(Data records for software interfaces)
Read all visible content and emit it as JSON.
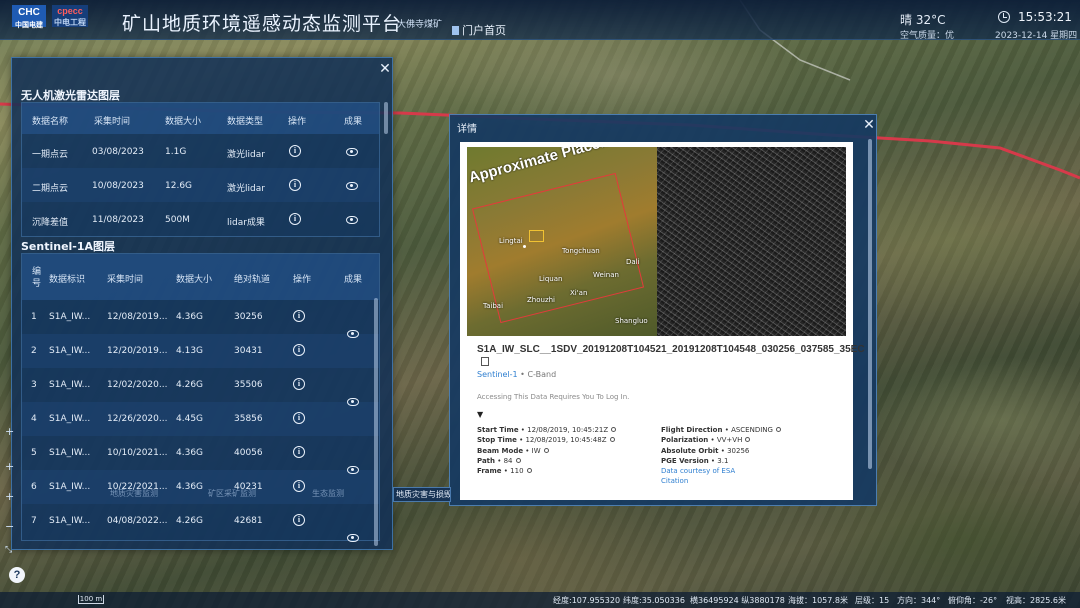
{
  "header": {
    "title": "矿山地质环境遥感动态监测平台",
    "subtitle": "大佛寺煤矿",
    "portal": "门户首页",
    "weather": "晴 32°C",
    "air_quality": "空气质量：优",
    "time": "15:53:21",
    "date": "2023-12-14 星期四",
    "logo1": "CHC 中国电建",
    "logo2": "cpecc 中电工程"
  },
  "uav": {
    "title": "无人机激光雷达图层",
    "columns": [
      "数据名称",
      "采集时间",
      "数据大小",
      "数据类型",
      "操作",
      "成果"
    ],
    "rows": [
      {
        "name": "一期点云",
        "date": "03/08/2023",
        "size": "1.1G",
        "type": "激光lidar"
      },
      {
        "name": "二期点云",
        "date": "10/08/2023",
        "size": "12.6G",
        "type": "激光lidar"
      },
      {
        "name": "沉降差值",
        "date": "11/08/2023",
        "size": "500M",
        "type": "lidar成果"
      }
    ]
  },
  "sentinel": {
    "title": "Sentinel-1A图层",
    "columns": [
      "编号",
      "数据标识",
      "采集时间",
      "数据大小",
      "绝对轨道",
      "操作",
      "成果"
    ],
    "rows": [
      {
        "no": "1",
        "id": "S1A_IW...",
        "date": "12/08/2019...",
        "size": "4.36G",
        "orbit": "30256"
      },
      {
        "no": "2",
        "id": "S1A_IW...",
        "date": "12/20/2019...",
        "size": "4.13G",
        "orbit": "30431"
      },
      {
        "no": "3",
        "id": "S1A_IW...",
        "date": "12/02/2020...",
        "size": "4.26G",
        "orbit": "35506"
      },
      {
        "no": "4",
        "id": "S1A_IW...",
        "date": "12/26/2020...",
        "size": "4.45G",
        "orbit": "35856"
      },
      {
        "no": "5",
        "id": "S1A_IW...",
        "date": "10/10/2021...",
        "size": "4.36G",
        "orbit": "40056"
      },
      {
        "no": "6",
        "id": "S1A_IW...",
        "date": "10/22/2021...",
        "size": "4.36G",
        "orbit": "40231"
      },
      {
        "no": "7",
        "id": "S1A_IW...",
        "date": "04/08/2022...",
        "size": "4.26G",
        "orbit": "42681"
      }
    ]
  },
  "detail": {
    "title": "详情",
    "placement": "Approximate Placement Only",
    "granule": "S1A_IW_SLC__1SDV_20191208T104521_20191208T104548_030256_037585_35EC",
    "platform": "Sentinel-1",
    "band": "C-Band",
    "login_note": "Accessing This Data Requires You To Log In.",
    "cities": [
      "Lingtai",
      "Tongchuan",
      "Liquan",
      "Weinan",
      "Xi'an",
      "Zhouzhi",
      "Taibai",
      "Shangluo",
      "Dali"
    ],
    "left_meta": [
      {
        "k": "Start Time",
        "v": "12/08/2019, 10:45:21Z"
      },
      {
        "k": "Stop Time",
        "v": "12/08/2019, 10:45:48Z"
      },
      {
        "k": "Beam Mode",
        "v": "IW"
      },
      {
        "k": "Path",
        "v": "84"
      },
      {
        "k": "Frame",
        "v": "110"
      }
    ],
    "right_meta": [
      {
        "k": "Flight Direction",
        "v": "ASCENDING"
      },
      {
        "k": "Polarization",
        "v": "VV+VH"
      },
      {
        "k": "Absolute Orbit",
        "v": "30256"
      },
      {
        "k": "PGE Version",
        "v": "3.1"
      }
    ],
    "data_courtesy": "Data courtesy of ESA",
    "citation": "Citation"
  },
  "tab_label": "地质灾害与损毁",
  "ghost_labels": [
    "地质灾害监测",
    "矿区采矿监测",
    "生态监测"
  ],
  "status": {
    "scale": "100 m",
    "lng": "经度:107.955320",
    "lat": "纬度:35.050336",
    "xy": "横36495924 纵3880178",
    "alt": "海拔：1057.8米",
    "level": "层级：15",
    "heading": "方向：344°",
    "pitch": "俯仰角：-26°",
    "height": "视高：2825.6米"
  }
}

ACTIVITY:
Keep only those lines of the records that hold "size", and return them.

ANSWER SECTION:
        "size": "1.1G",
        "size": "12.6G",
        "size": "500M",
        "size": "4.36G",
        "size": "4.13G",
        "size": "4.26G",
        "size": "4.45G",
        "size": "4.36G",
        "size": "4.36G",
        "size": "4.26G",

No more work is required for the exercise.